On a recent car ride, my brother and I tried to engage in conversation by calling each other “kike”, you know, to possess a word which is not, in all likelihood, being spoken by anyone anywhere. “Yo,” I may have said, “you’re a low-down, shiftless, ‘skonky’ kike!” It didn’t even work. He got amused by the word ‘shiftless’ and we entered into secondary hysterics. Some slurs, I imagine, will always enrage the object of a name-calling session while other names, to be insulting, depend upon the context. I doubt that a stranger, in any event, could utter the word ‘redskin’ to a Native American without causing offense. Would a white man (a white-skin) walk over to a person of color and greet him as ‘brown-skin’? There are many African Americans who play football for the Washington Redskins. I can’t imagine that any of them would tolerate the word ‘black-skin’ if spoken to them or emblazoned, for example, on a game-day program.


The Washington Bullets basketball team changed its name in 1997, in large part to disconnect itself from the soaring murder rate in the city proper. That’s to be applauded, except that the replacement name, the Washington Wizards, is terrible. It’s not intimidating; it shortens to The Wiz (or The Whiz); and it offers forgettable options for logos, mascots, branding, et cetera.

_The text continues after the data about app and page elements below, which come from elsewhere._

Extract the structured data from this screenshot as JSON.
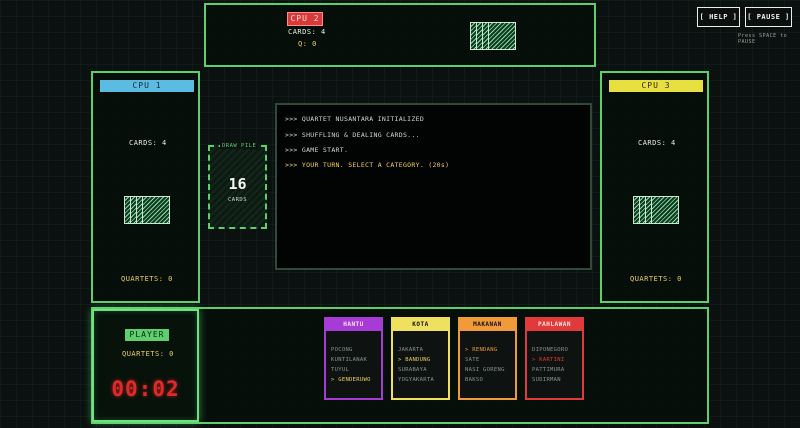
{
  "top_bar": {
    "help_label": "[ HELP ]",
    "pause_label": "[ PAUSE ]",
    "pause_hint": "Press SPACE to PAUSE"
  },
  "cpu2": {
    "name": "CPU 2",
    "cards": "CARDS: 4",
    "quartets": "Q: 0",
    "color": "#d83a3a"
  },
  "cpu1": {
    "name": "CPU 1",
    "cards": "CARDS: 4",
    "quartets": "QUARTETS: 0",
    "color": "#5bbbe0"
  },
  "cpu3": {
    "name": "CPU 3",
    "cards": "CARDS: 4",
    "quartets": "QUARTETS: 0",
    "color": "#e8e040"
  },
  "draw_pile": {
    "label": "DRAW PILE",
    "count": "16",
    "unit": "CARDS"
  },
  "log": {
    "lines": [
      ">>> QUARTET NUSANTARA INITIALIZED",
      ">>> SHUFFLING & DEALING CARDS...",
      ">>> GAME START.",
      ">>> YOUR TURN. SELECT A CATEGORY. (20s)"
    ]
  },
  "player": {
    "name": "PLAYER",
    "quartets": "QUARTETS: 0",
    "timer": "00:02",
    "timer_color": "#e02a2a"
  },
  "hand": [
    {
      "title": "HANTU",
      "color": "#a73bd6",
      "items": [
        "POCONG",
        "KUNTILANAK",
        "TUYUL",
        "> GENDERUWO"
      ],
      "highlight": 3
    },
    {
      "title": "KOTA",
      "color": "#f0e060",
      "items": [
        "JAKARTA",
        "> BANDUNG",
        "SURABAYA",
        "YOGYAKARTA"
      ],
      "highlight": 1
    },
    {
      "title": "MAKANAN",
      "color": "#f09a3a",
      "items": [
        "> RENDANG",
        "SATE",
        "NASI GORENG",
        "BAKSO"
      ],
      "highlight": 0
    },
    {
      "title": "PAHLAWAN",
      "color": "#e03a3a",
      "items": [
        "DIPONEGORO",
        "> KARTINI",
        "PATTIMURA",
        "SUDIRMAN"
      ],
      "highlight": 1
    }
  ]
}
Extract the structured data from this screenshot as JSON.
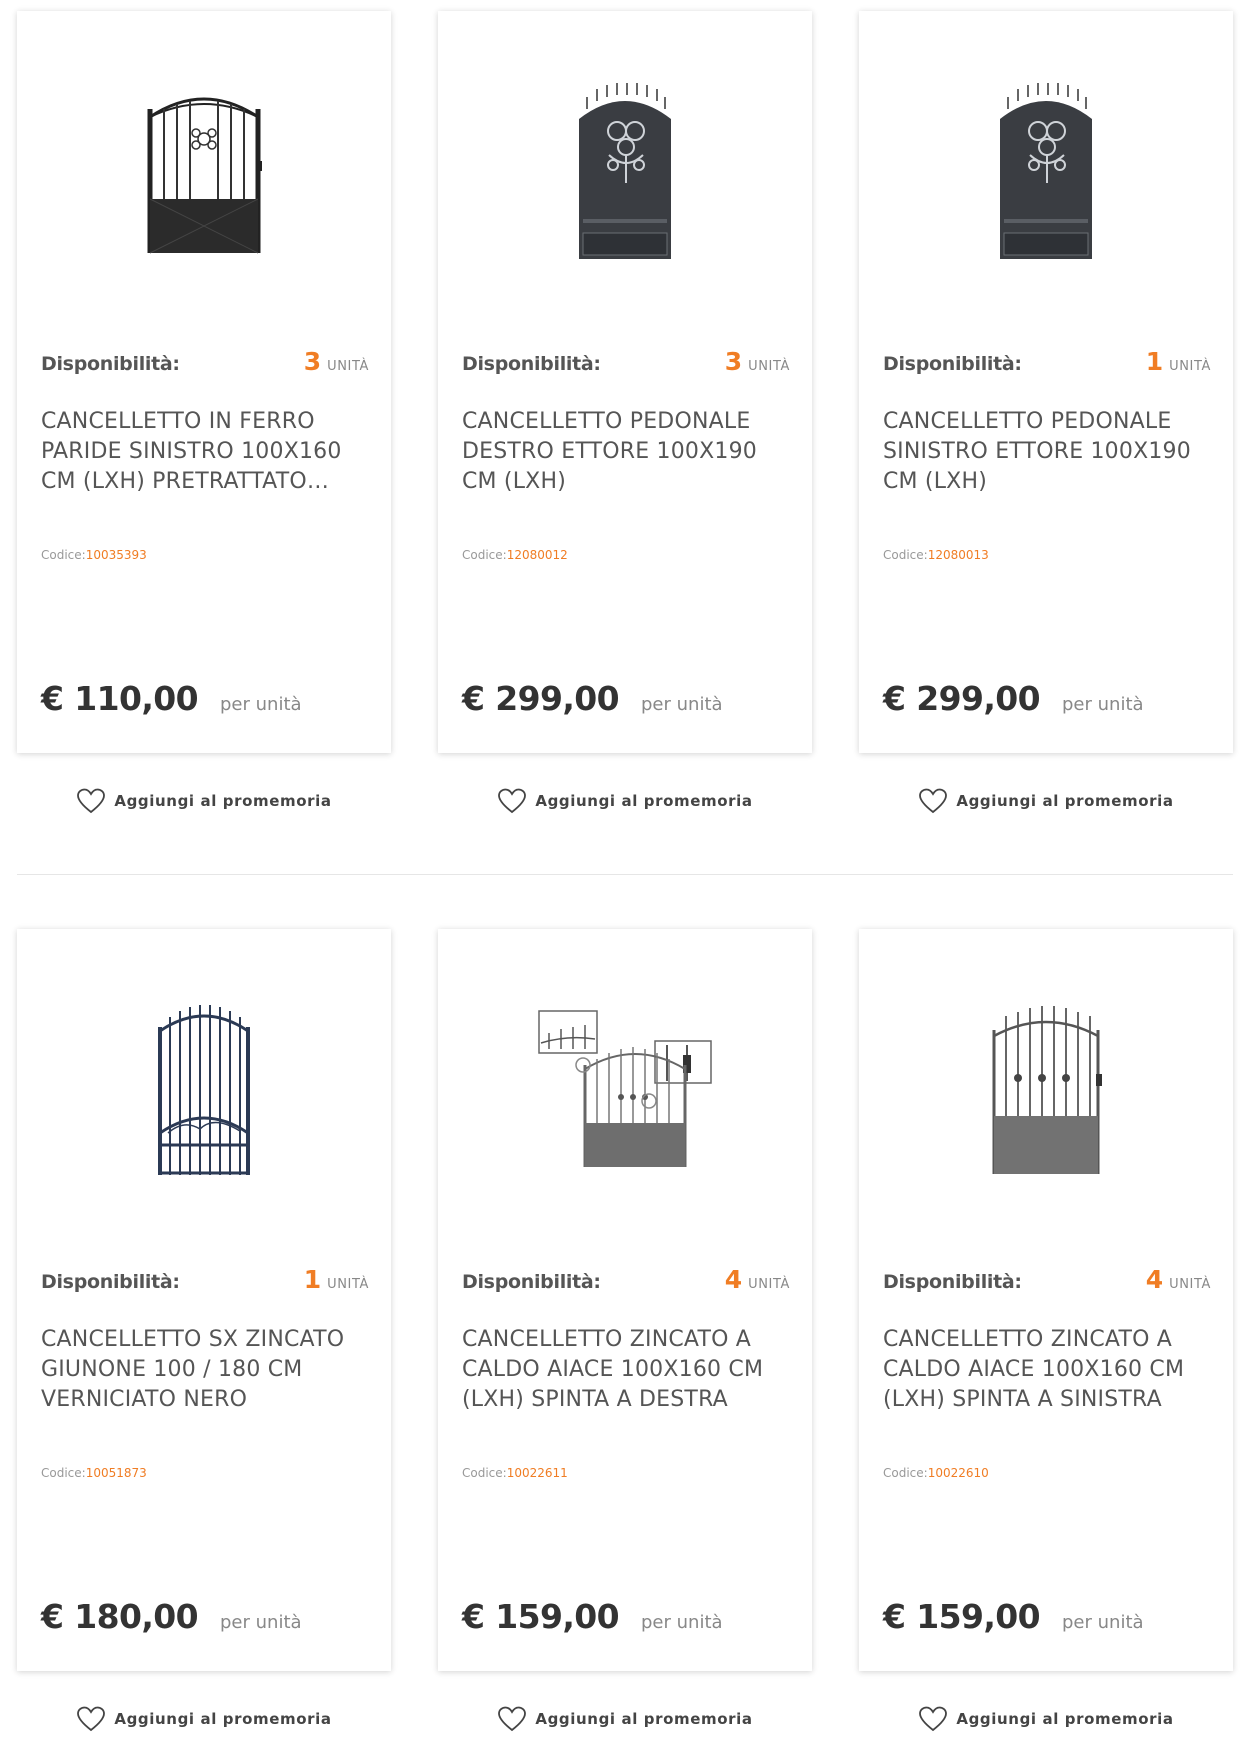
{
  "labels": {
    "availability": "Disponibilità:",
    "unit": "UNITÀ",
    "code_prefix": "Codice:",
    "per_unit": "per unità",
    "wishlist": "Aggiungi al promemoria"
  },
  "colors": {
    "accent": "#f07d24",
    "text": "#555555"
  },
  "products": [
    {
      "image": "gate-paride-icon",
      "qty": "3",
      "title": "CANCELLETTO IN FERRO PARIDE SINISTRO 100X160 CM (LXH) PRETRATTATO…",
      "code": "10035393",
      "price": "€ 110,00"
    },
    {
      "image": "gate-ettore-dx-icon",
      "qty": "3",
      "title": "CANCELLETTO PEDONALE DESTRO ETTORE 100X190 CM (LXH)",
      "code": "12080012",
      "price": "€ 299,00"
    },
    {
      "image": "gate-ettore-sx-icon",
      "qty": "1",
      "title": "CANCELLETTO PEDONALE SINISTRO ETTORE 100X190 CM (LXH)",
      "code": "12080013",
      "price": "€ 299,00"
    },
    {
      "image": "gate-giunone-icon",
      "qty": "1",
      "title": "CANCELLETTO SX ZINCATO GIUNONE 100 / 180 CM VERNICIATO NERO",
      "code": "10051873",
      "price": "€ 180,00"
    },
    {
      "image": "gate-aiace-dx-icon",
      "qty": "4",
      "title": "CANCELLETTO ZINCATO A CALDO AIACE 100X160 CM (LXH) SPINTA A DESTRA",
      "code": "10022611",
      "price": "€ 159,00"
    },
    {
      "image": "gate-aiace-sx-icon",
      "qty": "4",
      "title": "CANCELLETTO ZINCATO A CALDO AIACE 100X160 CM (LXH) SPINTA A SINISTRA",
      "code": "10022610",
      "price": "€ 159,00"
    }
  ]
}
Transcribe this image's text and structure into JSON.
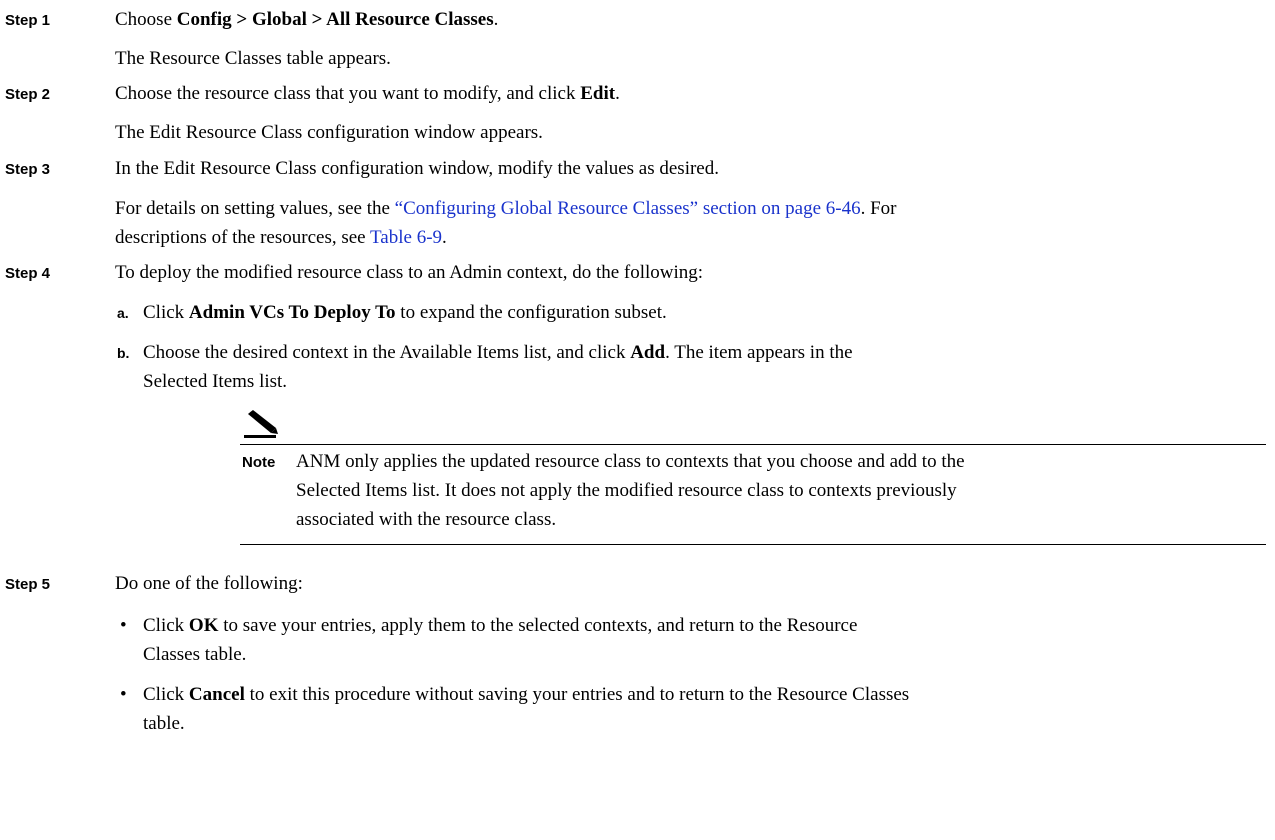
{
  "steps": [
    {
      "label": "Step 1",
      "text_parts": [
        "Choose ",
        "Config > Global > All Resource Classes",
        "."
      ],
      "result": "The Resource Classes table appears."
    },
    {
      "label": "Step 2",
      "text_parts": [
        "Choose the resource class that you want to modify, and click ",
        "Edit",
        "."
      ],
      "result": "The Edit Resource Class configuration window appears."
    },
    {
      "label": "Step 3",
      "text": "In the Edit Resource Class configuration window, modify the values as desired.",
      "details_line1_prefix": "For details on setting values, see the ",
      "details_link": "“Configuring Global Resource Classes” section on page 6-46",
      "details_line1_suffix": ". For",
      "details_line2_prefix": "descriptions of the resources, see ",
      "details_table_link": "Table 6-9",
      "details_line2_suffix": "."
    },
    {
      "label": "Step 4",
      "text": "To deploy the modified resource class to an Admin context, do the following:",
      "substeps": [
        {
          "label": "a.",
          "parts": [
            "Click ",
            "Admin VCs To Deploy To",
            " to expand the configuration subset."
          ]
        },
        {
          "label": "b.",
          "line1_parts": [
            "Choose the desired context in the Available Items list, and click ",
            "Add",
            ". The item appears in the"
          ],
          "line2": "Selected Items list."
        }
      ],
      "note": {
        "label": "Note",
        "lines": [
          "ANM only applies the updated resource class to contexts that you choose and add to the",
          "Selected Items list. It does not apply the modified resource class to contexts previously",
          "associated with the resource class."
        ]
      }
    },
    {
      "label": "Step 5",
      "text": "Do one of the following:",
      "bullets": [
        {
          "line1_parts": [
            "Click ",
            "OK",
            " to save your entries, apply them to the selected contexts, and return to the Resource"
          ],
          "line2": "Classes table."
        },
        {
          "line1_parts": [
            "Click ",
            "Cancel",
            " to exit this procedure without saving your entries and to return to the Resource Classes"
          ],
          "line2": "table."
        }
      ]
    }
  ],
  "icons": {
    "note": "pencil-note-icon",
    "bullet": "•"
  }
}
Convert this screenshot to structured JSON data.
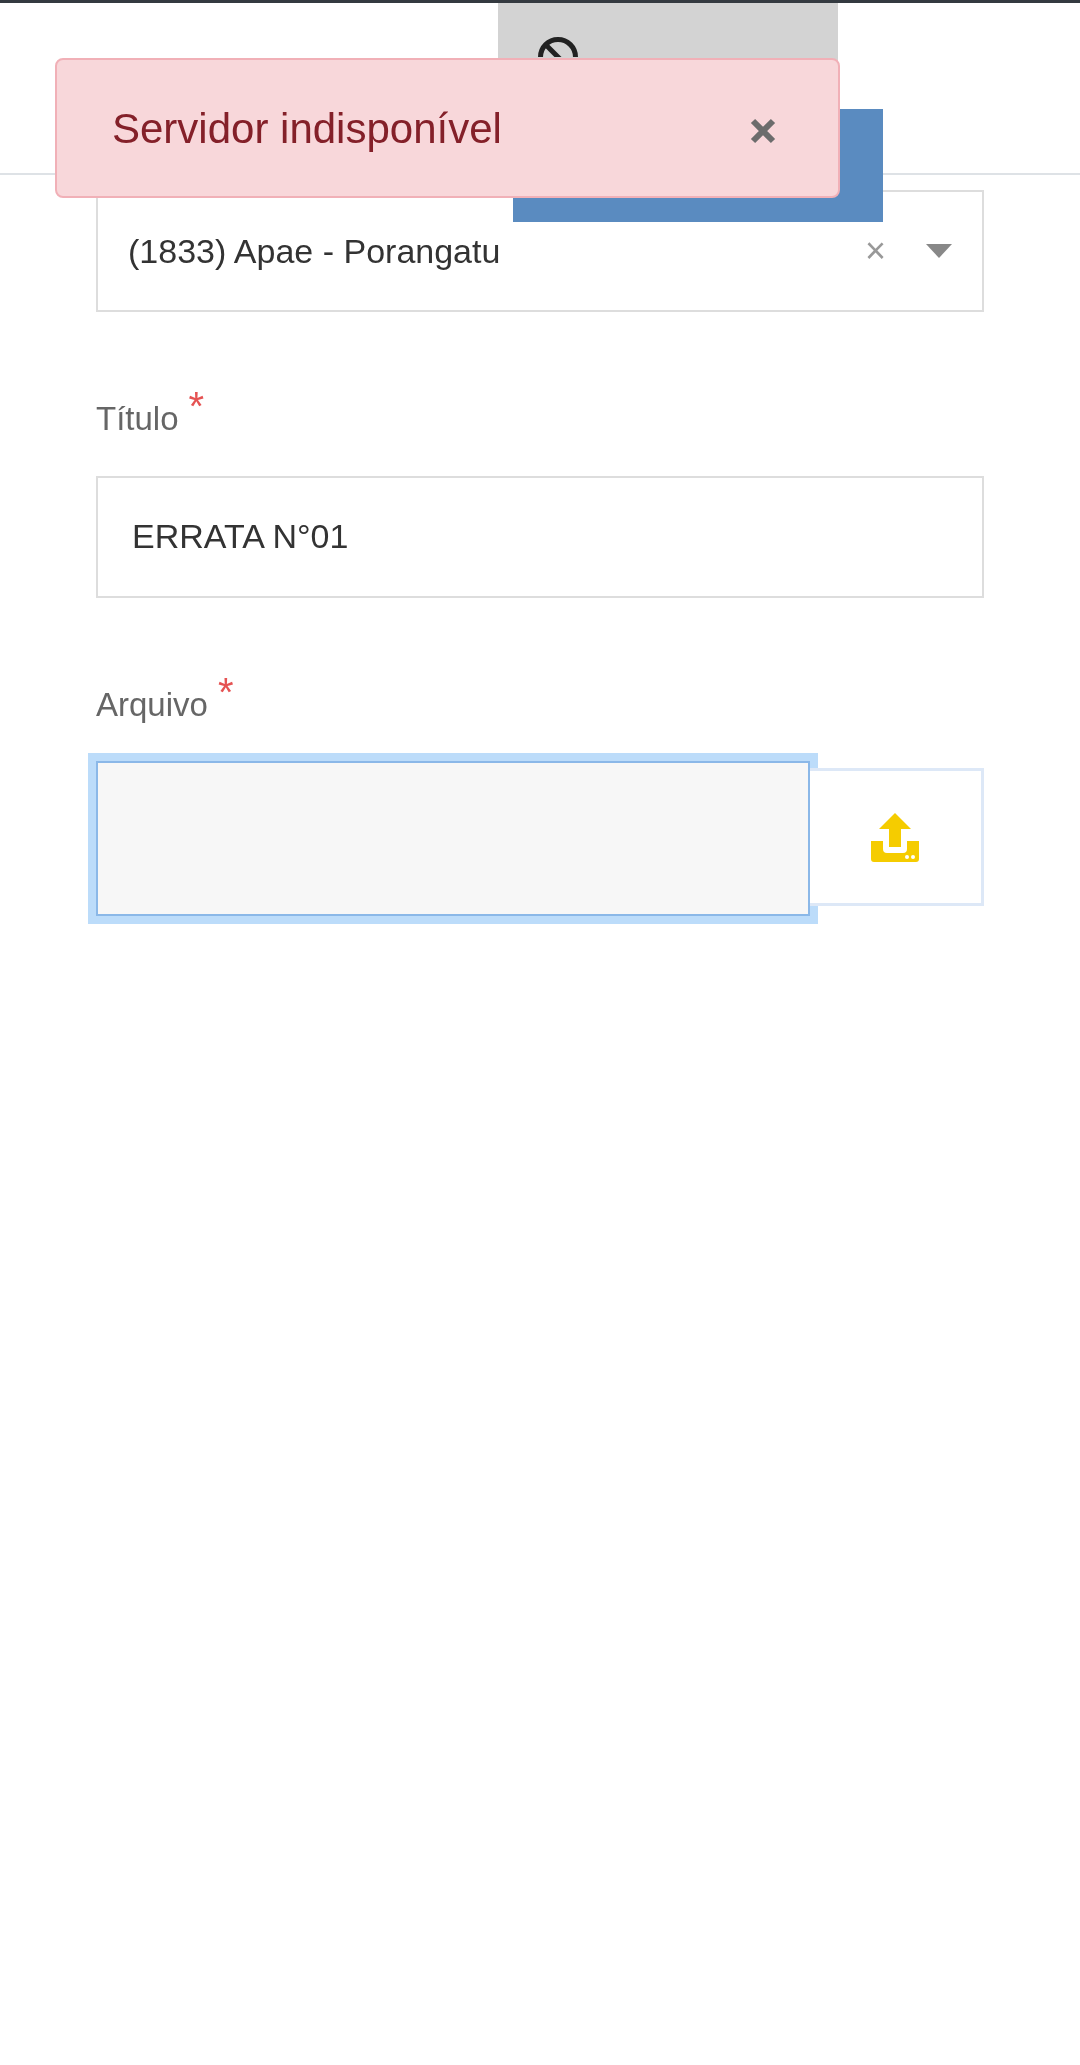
{
  "alert": {
    "message": "Servidor indisponível"
  },
  "fields": [
    {
      "kind": "select",
      "value": "(1833) Apae - Porangatu",
      "clear": "×"
    },
    {
      "kind": "text",
      "label": "Título",
      "required_mark": "*",
      "value": "ERRATA N°01"
    },
    {
      "kind": "file",
      "label": "Arquivo",
      "required_mark": "*",
      "focused": true
    }
  ]
}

Nobody would suggest that the Redskins franchise should change its name haphazardly, but at the same time, numerous options present themselves. The Bullets might have transformed themselves into the Sea Dogs, a name reputedly mentioned as a finalist for the switch. Who were these Sea Dogs but English pirates who operated in the Caribbean, and by naming a team the Sea Dogs, I doubt that any pirates, seas, or dogs would take offense. It shortens to “dogs” (“Who let the dogs out? Who? Who? Who?”) and fits with other franchise names that refer to marauders.


That said, let’s take a quick look at the 32 current franchise names in the National Football League, broken into four categories:

Animals with Local, National, or General Significance
Arizona Cardinals
Atlanta Falcons
Baltimore Ravens
Carolina Panthers
Chicago Bears
Cincinnati Bengals
Denver Broncos
Detroit Lions
Indianapolis Colts
Jacksonville Jaguars
Miami Dolphins
Philadelphia Eagles
Seattle Seahawks
St. Louis Rams

Lions and Bears mauling each other but not slurring a group of people

Figures from American History, Industry, and Lore
Buffalo Bills
Cleveland Browns
Dallas Cowboys
Green Bay Packers
Houston Texans
New England Patriots
New Orleans Saints
New York Jets
Pittsburgh Steelers
San Diego Chargers
San Francisco 49ers

Mythological Beings and Marauders from World History
Minnesota Vikings
New York Giants
Oakland Raiders
Tampa Bay Buccaneers
Tennessee Titans

Native American Imagery
Kansas City Chiefs
Washington Redskins

I cannot vouch for the wholesomeness of every team name listed here (bears have surely mauled and eaten lots of people, probably even some Native Americans) but on the surface, 30 of these 32 names do not slur an entire group, and the 31st name, the Chiefs, at least conjures leadership as opposed to skin color. It, too, has been the subject of protest from Native American groups. On some level, it defies understanding why the Kansas City and Washington franchises cling to their names, given the many other kinds of names employed (and branded) successfully by other franchises.


In its (bumbling) defense the Washington Redskins leadership cries about the “horrors of rebranding” and the “loss of tradition.” Let me pause to laugh a little bit. In the tenure of the current owner, Daniel Snyder, the team has changed coaches and quarterbacks so often, without much in the way of results, that there is, at present, very little tradition of winning, and frankly, rebranding could be just the thing to generate excitement in the club. At any rate, Snyder earned a lot of his money through direct advertising—so the apparent horrors of rebranding escape me. We’re not talking billions, at any rate. Snyder only has a few of those. No, we’re talking millions, which Snyder has lots of, lots and lots of millions does Mr. Daniel Snyder have, yes.


Simply put: if Daniel Snyder, owner, cannot walk up to a Native American and say, “Hey, how’s it going, redskin?” then the team name Washington Redskins cannot and should not be on TV every week.